” Signore?” he began. His hat was going round at a great rate.

” Well, Beniamino, what is it?” I queried; ” I do not want you today.”

” It’s not that, signore ” He looked at the marble floor in the hope that it might gape and swallow him, and round and round went the hat in ever swifter circles. I began to divine what it was. The Pinturrichian horse had in his turn dropped down dead, or Beniamino’s father had died, or his bread-winning son had gone to hospital. He had come to beg I was sure. I liked the rogue, and was quite ready to help him; I admired his seeming modesty and confusion, and answered kindly.

” Come, what is it, Beniamino? Are you in trouble? We are old friends now, and I will willingly help you if I can.”

It was when I called him ” friend ” that he groaned aloud, and looked more and more miserably ashamed and contrite; looked, too, all round about to see if Heaven and the Ma-donna would not deliver him from his present horrible position.

” It is not that, caro signore,” he answered ruefully. ” The fact is, signoria,—you have become such a good citizen—one of us, in fact, if your lordship will allow me to say so—I can bear it no longer—I confess it—I have charged you too much all this year—I have treated you like a forestiere, and made you pay the tariff and more. But do not abandon me for that, kind signore—I will serve you as no other signore is served, and never again will I take a penny more from you than a good citizen would give me.”

He was literally kneeling before me with clasped hands and sad remorseful mien, while I was doing what I could to keep a stern countenance in the presence of this curious display of honesty, knavery, penitence, and affection. I dismissed him with a severe lecture, under which he writhed terribly, and I threatened for the future to put him on half-pay, a prospect which seemed to fill him with the greatest delight. I could not for the life of me be seriously angry with the transparent knave: he is altogether irresistible.

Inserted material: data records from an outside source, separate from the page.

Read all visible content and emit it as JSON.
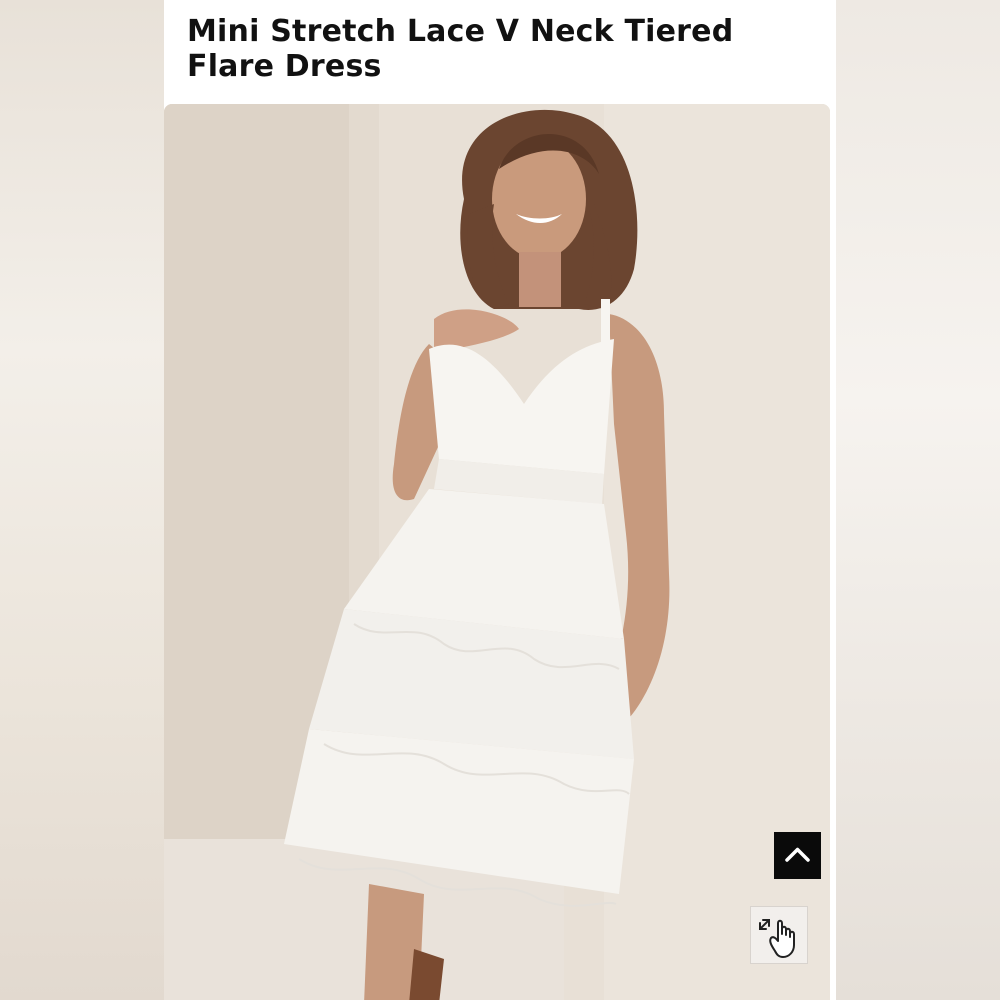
{
  "product": {
    "title": "Mini Stretch Lace V Neck Tiered Flare Dress"
  },
  "image": {
    "subject": "model-in-white-lace-tiered-dress",
    "background_color": "#e6ddd2",
    "dress_color": "#f7f5f1"
  },
  "controls": {
    "scroll_top_icon": "chevron-up-icon",
    "zoom_icon": "pinch-zoom-hand-icon"
  },
  "colors": {
    "title_text": "#111111",
    "button_dark": "#0a0a0a"
  }
}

Things balance and adjust themselves wonder-fully in Tuscany, but always seemingly with a handsome figure to your credit. A man irritates you with some little vice, and, before you have time to feel the full effects of the smart, salves the sore with the balsam of some unexpected virtue. Beniamino overcharged me the first year; I underpaid him the second. Then we were quits. But in the third year and the fourth, I have continued to underpay him. Who, then, is the greater sinner? But I must do as other good citizens do: custom is very potent in old Etruria.

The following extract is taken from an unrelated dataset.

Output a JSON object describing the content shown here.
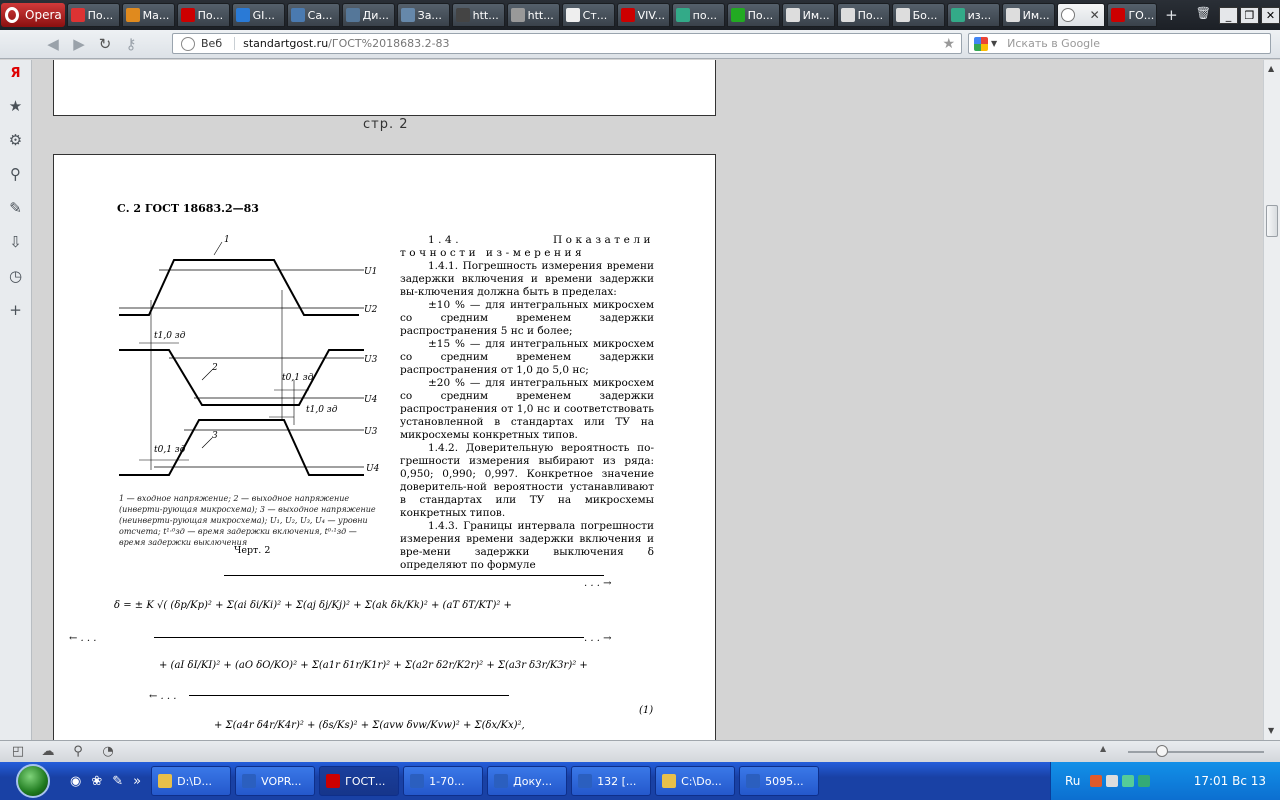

When a Tuscan is in your service, be it never so informally, he becomes a pattern of honour and honesty if you use him well. I would trust Beniamino alone in my study if the floor were strewn with broad gold pieces. Indeed, I often put him in a position to rob my house at his leisure. The Tuscan latch-key is something of the size of a Caribbean club, useful enough in braining a highwayman, but too cumbersome for any known pocket. When I go to a dance on a hot summer’s night without any overcoat, it would be necessary to carry the key in my hand, and leave it with the flunkey in exchange for a number. Instead, I hand it to Beniamino, who might easily lose it to an accomplice, and, with the servants in bed, my house might be leisurely rifled. It is laughable at 3 A.M. to see him produce the key from under his box seat and softly undo my door for me with a broad grin and a cheery whispered, ” Felicissima notte, signoria! ”

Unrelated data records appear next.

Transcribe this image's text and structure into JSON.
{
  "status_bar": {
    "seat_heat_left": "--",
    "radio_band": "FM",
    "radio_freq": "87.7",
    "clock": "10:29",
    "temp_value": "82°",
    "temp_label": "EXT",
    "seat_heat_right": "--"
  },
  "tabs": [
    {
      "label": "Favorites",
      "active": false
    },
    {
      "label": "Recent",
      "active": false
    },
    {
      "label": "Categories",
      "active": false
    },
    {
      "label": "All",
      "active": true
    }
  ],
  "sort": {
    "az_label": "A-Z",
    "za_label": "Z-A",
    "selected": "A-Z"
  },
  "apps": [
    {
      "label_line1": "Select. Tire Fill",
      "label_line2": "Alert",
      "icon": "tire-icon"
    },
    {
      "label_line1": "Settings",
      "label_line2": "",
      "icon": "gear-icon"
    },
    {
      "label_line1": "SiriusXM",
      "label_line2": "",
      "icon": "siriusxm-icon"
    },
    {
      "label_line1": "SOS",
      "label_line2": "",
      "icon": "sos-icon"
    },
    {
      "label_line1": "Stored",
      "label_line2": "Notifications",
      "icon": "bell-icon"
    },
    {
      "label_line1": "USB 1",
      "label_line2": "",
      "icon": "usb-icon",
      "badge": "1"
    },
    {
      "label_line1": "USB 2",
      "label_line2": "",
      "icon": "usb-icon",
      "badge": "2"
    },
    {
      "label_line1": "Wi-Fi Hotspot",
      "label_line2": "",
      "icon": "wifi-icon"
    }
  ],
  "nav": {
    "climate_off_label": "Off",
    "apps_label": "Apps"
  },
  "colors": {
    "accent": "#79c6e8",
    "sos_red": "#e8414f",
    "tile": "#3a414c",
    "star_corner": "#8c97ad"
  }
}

Beniamino is a great popular favourite. Mightily beloved of children is this big boy of forty-eight, and being, in his manner at least, somewhat of a gay Lothario, it is easy to see that cooks and waiting-women are made very mirthful by a word from him. The least virtuous Tuscan in my service, I yet confess that the mere thought of losing him causes me a pang, and whatsoever his present and future shortcomings may be, he is likely to remain my vetturino for ever, since I should not know how to shake off this cheery, happy, affectionate creature. He has given me too many proofs of it already: the rascal is entirely irresistible.